2. The Simpsons + The Internet = Why We’re All Connected!
I am a gigantic fan of The Simpsons and I laughed out loud when I saw Ralph Wiggum’s immortal line, “Me fail English? That’s unpossible!” received some in-depth commentary over at GeekWisdom.com after seeing it on a list of random Simpsons wonderfulness listed at Dead Homer Society who incidentally I found via a trackback to what I wrote a couple weeks back about “My Kind of Nerds” and the person at Flickr who posted a photo of Simpsons cross stitch.
And people wonder why it’s called the world wide “web.”
3. Who Likes Patchwork Quilts? Dinosaur Dracula.
I was a big fan of Matt Caracappa’s previous 80s / 90s nostalgia website, X-Entertainment. We’re both around the same age and have many similar pop culture tastes, particularly when it comes to kitsch. His latest project, Dinosaur Dracula, is nearing a year old now and last week he solicited entries from persons to help create a digital patchwork quilt for the Dinosaur Dracula Patchwork Project.
If this kind of thing gets done on a regular basis, that’s great but that’s news to me. I thought it was a lot of fun and cool to see the variances in entries. And yes, discerning readers will notice a patch by yours truly. I have no idea what compelled me to draw what I did. I opened Photoshop and just started to play around. That was probably my favorite part of this – I had a chance to take a few minutes and play. You can’t miss that gigantic signature. 🙂
4. Culture Shift: Nerds and the Autism Spectrum in Pop Culture
If you only know The Onion via the occasional silly story or genius satirical headline you may not know there’s some excellent journalism and earnest articles in its AV Club section. I came across “The changing face of ‘nerds’ (and autism) in popular culture” by Noel Murray via a great blog called The Small Journey of John Big John by John Roedel, father to a young man with autism. Here’s a pull quote:
No, what bothers me is the hoariness of jokes about bespectacled weirdoes who know the details of every Doctor Who episode but will never know the touch of a woman. First of all, they’re about as cutting-edge as jokes about airline food. Second of all: Did you know that many autists find it uncomfortable to look other people in the eye, or to be hugged? So what’s the joke here exactly? That two recognized traits of people with autistic spectrum disorders—obsessive interests and difficulties with social interactions—are a thing that exists?
I feel dense for not making this connection before reading this article yet it makes tremendous sense.
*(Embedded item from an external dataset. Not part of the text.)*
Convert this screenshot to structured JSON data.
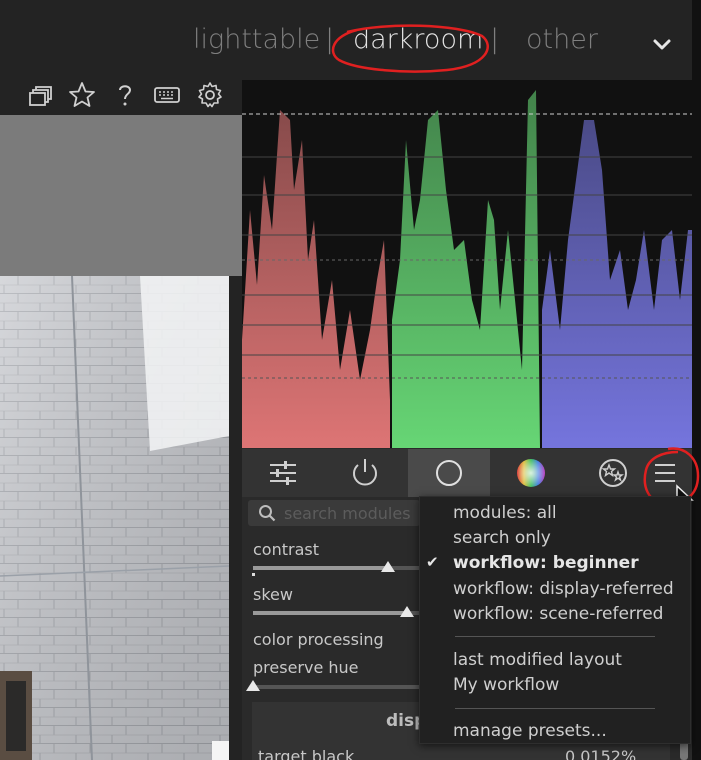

I don’t write that in a dismissive way or a “Well, that explains everything!” way but in a way, I think I just get “it” a little more. How we portray each other is complex. How we understand (or don’t understand) each other is complex. Those things I knew. But connecting how “nerds” are portrayed and how persons on the autistic spectrum are portrayed and how these two demographics may be more of a venn diagram than I ever considered gives me tremendous pause. Perhaps I will watch Community or The Middle, two programs I enjoy quite a bit, with new eyes on my heart. Murray has written a solidarity piece that offers patience to those who haven’t made the connection. It’s worth a read, folks.I might even watch my first episode of The Big Bang Theory.
5. Liar, Liar, Facebook on Fire!
Sarah Emily Tuttle-Singer has written a funny, heartfelt article called “We Need to Quit Telling Lies on Facebook” about the difference between her Facebook status update…
My children and I woke up with the sun, smiling and ready to kick ass and “make it a great day.”
…and the reality, including this doozy:
“I want a tampon,” my son said. I gave him a clean one. He unwrapped it, grabbed the string, and hit his sister on the ear.
We ate leftover schnitzel and chocolate cake. Breakfast of champions, people. And I took several “spontaneous” pictures of all of us smiling 🙂 with a camera timer.
(“Come on… Please. Smile dammit! Look happy!”)
It’s a beautiful look at how we look to others and how others look to us when really, perhaps we look a little more like each other in ways we’re not necessarily ready to share with each other.
Oh, Irony. So cruel.
What caught your eye this week?